Material supplied:
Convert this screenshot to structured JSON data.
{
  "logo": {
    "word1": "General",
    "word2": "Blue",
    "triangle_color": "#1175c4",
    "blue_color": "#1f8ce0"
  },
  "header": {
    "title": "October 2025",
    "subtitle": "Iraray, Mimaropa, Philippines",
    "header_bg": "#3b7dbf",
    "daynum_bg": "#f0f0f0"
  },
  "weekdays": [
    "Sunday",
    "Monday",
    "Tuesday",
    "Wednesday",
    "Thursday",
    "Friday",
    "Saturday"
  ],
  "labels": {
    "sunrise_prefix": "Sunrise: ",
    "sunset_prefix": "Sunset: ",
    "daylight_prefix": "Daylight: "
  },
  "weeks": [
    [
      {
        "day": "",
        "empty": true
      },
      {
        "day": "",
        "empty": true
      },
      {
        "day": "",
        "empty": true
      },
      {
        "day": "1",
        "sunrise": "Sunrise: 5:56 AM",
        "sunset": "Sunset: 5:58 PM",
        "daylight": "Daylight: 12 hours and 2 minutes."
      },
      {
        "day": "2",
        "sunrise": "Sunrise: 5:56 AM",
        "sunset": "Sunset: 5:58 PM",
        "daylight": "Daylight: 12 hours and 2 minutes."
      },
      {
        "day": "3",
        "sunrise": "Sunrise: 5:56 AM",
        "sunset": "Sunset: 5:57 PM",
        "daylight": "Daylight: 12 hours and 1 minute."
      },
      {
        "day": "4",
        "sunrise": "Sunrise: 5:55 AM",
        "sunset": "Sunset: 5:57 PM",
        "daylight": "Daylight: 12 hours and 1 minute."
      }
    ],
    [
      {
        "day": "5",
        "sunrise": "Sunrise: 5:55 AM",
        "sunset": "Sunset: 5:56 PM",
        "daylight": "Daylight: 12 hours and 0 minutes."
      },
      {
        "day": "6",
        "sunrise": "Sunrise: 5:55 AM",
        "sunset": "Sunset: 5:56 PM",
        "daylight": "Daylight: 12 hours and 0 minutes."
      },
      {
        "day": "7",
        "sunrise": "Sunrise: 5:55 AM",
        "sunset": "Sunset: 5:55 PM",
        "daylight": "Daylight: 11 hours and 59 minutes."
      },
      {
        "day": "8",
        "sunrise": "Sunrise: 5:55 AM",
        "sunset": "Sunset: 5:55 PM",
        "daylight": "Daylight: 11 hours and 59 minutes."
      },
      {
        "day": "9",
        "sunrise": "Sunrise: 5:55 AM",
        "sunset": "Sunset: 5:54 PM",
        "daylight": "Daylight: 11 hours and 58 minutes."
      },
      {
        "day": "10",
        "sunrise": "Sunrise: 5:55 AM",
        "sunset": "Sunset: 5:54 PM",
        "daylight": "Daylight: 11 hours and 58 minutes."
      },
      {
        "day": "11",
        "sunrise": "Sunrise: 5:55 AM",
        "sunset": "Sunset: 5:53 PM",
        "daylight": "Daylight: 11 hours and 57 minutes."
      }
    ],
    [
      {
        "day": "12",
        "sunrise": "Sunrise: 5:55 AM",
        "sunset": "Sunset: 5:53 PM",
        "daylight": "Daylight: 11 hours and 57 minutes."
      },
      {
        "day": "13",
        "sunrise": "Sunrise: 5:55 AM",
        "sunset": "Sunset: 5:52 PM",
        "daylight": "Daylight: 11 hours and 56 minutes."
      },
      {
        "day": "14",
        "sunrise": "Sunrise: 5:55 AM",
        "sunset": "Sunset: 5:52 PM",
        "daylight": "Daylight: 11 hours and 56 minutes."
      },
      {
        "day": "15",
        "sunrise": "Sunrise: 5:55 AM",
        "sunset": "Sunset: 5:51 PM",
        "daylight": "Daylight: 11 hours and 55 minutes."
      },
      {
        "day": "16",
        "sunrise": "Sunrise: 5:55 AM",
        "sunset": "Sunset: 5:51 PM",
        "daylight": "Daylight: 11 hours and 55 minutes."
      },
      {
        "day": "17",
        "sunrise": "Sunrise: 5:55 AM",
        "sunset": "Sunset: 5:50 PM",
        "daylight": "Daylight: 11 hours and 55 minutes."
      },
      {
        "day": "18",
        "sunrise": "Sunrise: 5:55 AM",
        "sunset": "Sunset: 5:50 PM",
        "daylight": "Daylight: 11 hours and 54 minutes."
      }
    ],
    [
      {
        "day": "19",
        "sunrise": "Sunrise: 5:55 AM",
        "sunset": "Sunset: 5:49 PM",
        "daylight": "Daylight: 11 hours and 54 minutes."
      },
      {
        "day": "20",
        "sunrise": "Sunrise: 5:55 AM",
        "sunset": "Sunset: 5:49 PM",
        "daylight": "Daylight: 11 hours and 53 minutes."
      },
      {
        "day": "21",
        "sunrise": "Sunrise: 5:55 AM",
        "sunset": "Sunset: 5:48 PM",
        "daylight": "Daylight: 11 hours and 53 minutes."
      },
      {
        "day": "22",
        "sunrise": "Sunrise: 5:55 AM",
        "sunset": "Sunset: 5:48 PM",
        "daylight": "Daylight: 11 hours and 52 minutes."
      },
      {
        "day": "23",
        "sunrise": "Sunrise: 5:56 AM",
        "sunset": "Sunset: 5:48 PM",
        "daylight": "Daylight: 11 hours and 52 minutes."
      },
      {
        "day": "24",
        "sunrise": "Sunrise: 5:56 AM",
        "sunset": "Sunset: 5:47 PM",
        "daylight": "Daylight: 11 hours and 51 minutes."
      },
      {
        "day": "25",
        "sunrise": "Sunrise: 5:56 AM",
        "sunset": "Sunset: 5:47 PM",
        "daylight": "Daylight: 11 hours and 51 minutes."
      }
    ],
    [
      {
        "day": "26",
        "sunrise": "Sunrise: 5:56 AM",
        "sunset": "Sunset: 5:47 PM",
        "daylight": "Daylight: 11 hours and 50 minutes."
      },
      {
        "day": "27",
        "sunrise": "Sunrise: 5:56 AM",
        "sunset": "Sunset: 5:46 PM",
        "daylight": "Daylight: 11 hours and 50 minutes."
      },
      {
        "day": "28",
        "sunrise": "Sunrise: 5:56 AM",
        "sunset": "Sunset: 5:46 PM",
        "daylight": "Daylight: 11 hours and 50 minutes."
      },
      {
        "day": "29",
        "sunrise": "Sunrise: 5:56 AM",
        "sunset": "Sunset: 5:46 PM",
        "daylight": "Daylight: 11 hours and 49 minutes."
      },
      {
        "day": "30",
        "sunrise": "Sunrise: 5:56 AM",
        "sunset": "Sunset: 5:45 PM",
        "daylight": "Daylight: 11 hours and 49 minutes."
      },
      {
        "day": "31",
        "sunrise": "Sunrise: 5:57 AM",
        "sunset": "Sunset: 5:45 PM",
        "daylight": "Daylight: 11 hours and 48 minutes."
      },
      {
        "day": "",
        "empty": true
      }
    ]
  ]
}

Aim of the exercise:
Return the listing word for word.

Solved exercise:
Convert this screenshot to structured JSON data.
{
  "logo": {
    "word1": "General",
    "word2": "Blue",
    "triangle_color": "#1175c4",
    "blue_color": "#1f8ce0"
  },
  "header": {
    "title": "October 2025",
    "subtitle": "Iraray, Mimaropa, Philippines",
    "header_bg": "#3b7dbf",
    "daynum_bg": "#f0f0f0"
  },
  "weekdays": [
    "Sunday",
    "Monday",
    "Tuesday",
    "Wednesday",
    "Thursday",
    "Friday",
    "Saturday"
  ],
  "labels": {
    "sunrise_prefix": "Sunrise: ",
    "sunset_prefix": "Sunset: ",
    "daylight_prefix": "Daylight: "
  },
  "weeks": [
    [
      {
        "day": "",
        "empty": true
      },
      {
        "day": "",
        "empty": true
      },
      {
        "day": "",
        "empty": true
      },
      {
        "day": "1",
        "sunrise": "Sunrise: 5:56 AM",
        "sunset": "Sunset: 5:58 PM",
        "daylight": "Daylight: 12 hours and 2 minutes."
      },
      {
        "day": "2",
        "sunrise": "Sunrise: 5:56 AM",
        "sunset": "Sunset: 5:58 PM",
        "daylight": "Daylight: 12 hours and 2 minutes."
      },
      {
        "day": "3",
        "sunrise": "Sunrise: 5:56 AM",
        "sunset": "Sunset: 5:57 PM",
        "daylight": "Daylight: 12 hours and 1 minute."
      },
      {
        "day": "4",
        "sunrise": "Sunrise: 5:55 AM",
        "sunset": "Sunset: 5:57 PM",
        "daylight": "Daylight: 12 hours and 1 minute."
      }
    ],
    [
      {
        "day": "5",
        "sunrise": "Sunrise: 5:55 AM",
        "sunset": "Sunset: 5:56 PM",
        "daylight": "Daylight: 12 hours and 0 minutes."
      },
      {
        "day": "6",
        "sunrise": "Sunrise: 5:55 AM",
        "sunset": "Sunset: 5:56 PM",
        "daylight": "Daylight: 12 hours and 0 minutes."
      },
      {
        "day": "7",
        "sunrise": "Sunrise: 5:55 AM",
        "sunset": "Sunset: 5:55 PM",
        "daylight": "Daylight: 11 hours and 59 minutes."
      },
      {
        "day": "8",
        "sunrise": "Sunrise: 5:55 AM",
        "sunset": "Sunset: 5:55 PM",
        "daylight": "Daylight: 11 hours and 59 minutes."
      },
      {
        "day": "9",
        "sunrise": "Sunrise: 5:55 AM",
        "sunset": "Sunset: 5:54 PM",
        "daylight": "Daylight: 11 hours and 58 minutes."
      },
      {
        "day": "10",
        "sunrise": "Sunrise: 5:55 AM",
        "sunset": "Sunset: 5:54 PM",
        "daylight": "Daylight: 11 hours and 58 minutes."
      },
      {
        "day": "11",
        "sunrise": "Sunrise: 5:55 AM",
        "sunset": "Sunset: 5:53 PM",
        "daylight": "Daylight: 11 hours and 57 minutes."
      }
    ],
    [
      {
        "day": "12",
        "sunrise": "Sunrise: 5:55 AM",
        "sunset": "Sunset: 5:53 PM",
        "daylight": "Daylight: 11 hours and 57 minutes."
      },
      {
        "day": "13",
        "sunrise": "Sunrise: 5:55 AM",
        "sunset": "Sunset: 5:52 PM",
        "daylight": "Daylight: 11 hours and 56 minutes."
      },
      {
        "day": "14",
        "sunrise": "Sunrise: 5:55 AM",
        "sunset": "Sunset: 5:52 PM",
        "daylight": "Daylight: 11 hours and 56 minutes."
      },
      {
        "day": "15",
        "sunrise": "Sunrise: 5:55 AM",
        "sunset": "Sunset: 5:51 PM",
        "daylight": "Daylight: 11 hours and 55 minutes."
      },
      {
        "day": "16",
        "sunrise": "Sunrise: 5:55 AM",
        "sunset": "Sunset: 5:51 PM",
        "daylight": "Daylight: 11 hours and 55 minutes."
      },
      {
        "day": "17",
        "sunrise": "Sunrise: 5:55 AM",
        "sunset": "Sunset: 5:50 PM",
        "daylight": "Daylight: 11 hours and 55 minutes."
      },
      {
        "day": "18",
        "sunrise": "Sunrise: 5:55 AM",
        "sunset": "Sunset: 5:50 PM",
        "daylight": "Daylight: 11 hours and 54 minutes."
      }
    ],
    [
      {
        "day": "19",
        "sunrise": "Sunrise: 5:55 AM",
        "sunset": "Sunset: 5:49 PM",
        "daylight": "Daylight: 11 hours and 54 minutes."
      },
      {
        "day": "20",
        "sunrise": "Sunrise: 5:55 AM",
        "sunset": "Sunset: 5:49 PM",
        "daylight": "Daylight: 11 hours and 53 minutes."
      },
      {
        "day": "21",
        "sunrise": "Sunrise: 5:55 AM",
        "sunset": "Sunset: 5:48 PM",
        "daylight": "Daylight: 11 hours and 53 minutes."
      },
      {
        "day": "22",
        "sunrise": "Sunrise: 5:55 AM",
        "sunset": "Sunset: 5:48 PM",
        "daylight": "Daylight: 11 hours and 52 minutes."
      },
      {
        "day": "23",
        "sunrise": "Sunrise: 5:56 AM",
        "sunset": "Sunset: 5:48 PM",
        "daylight": "Daylight: 11 hours and 52 minutes."
      },
      {
        "day": "24",
        "sunrise": "Sunrise: 5:56 AM",
        "sunset": "Sunset: 5:47 PM",
        "daylight": "Daylight: 11 hours and 51 minutes."
      },
      {
        "day": "25",
        "sunrise": "Sunrise: 5:56 AM",
        "sunset": "Sunset: 5:47 PM",
        "daylight": "Daylight: 11 hours and 51 minutes."
      }
    ],
    [
      {
        "day": "26",
        "sunrise": "Sunrise: 5:56 AM",
        "sunset": "Sunset: 5:47 PM",
        "daylight": "Daylight: 11 hours and 50 minutes."
      },
      {
        "day": "27",
        "sunrise": "Sunrise: 5:56 AM",
        "sunset": "Sunset: 5:46 PM",
        "daylight": "Daylight: 11 hours and 50 minutes."
      },
      {
        "day": "28",
        "sunrise": "Sunrise: 5:56 AM",
        "sunset": "Sunset: 5:46 PM",
        "daylight": "Daylight: 11 hours and 50 minutes."
      },
      {
        "day": "29",
        "sunrise": "Sunrise: 5:56 AM",
        "sunset": "Sunset: 5:46 PM",
        "daylight": "Daylight: 11 hours and 49 minutes."
      },
      {
        "day": "30",
        "sunrise": "Sunrise: 5:56 AM",
        "sunset": "Sunset: 5:45 PM",
        "daylight": "Daylight: 11 hours and 49 minutes."
      },
      {
        "day": "31",
        "sunrise": "Sunrise: 5:57 AM",
        "sunset": "Sunset: 5:45 PM",
        "daylight": "Daylight: 11 hours and 48 minutes."
      },
      {
        "day": "",
        "empty": true
      }
    ]
  ]
}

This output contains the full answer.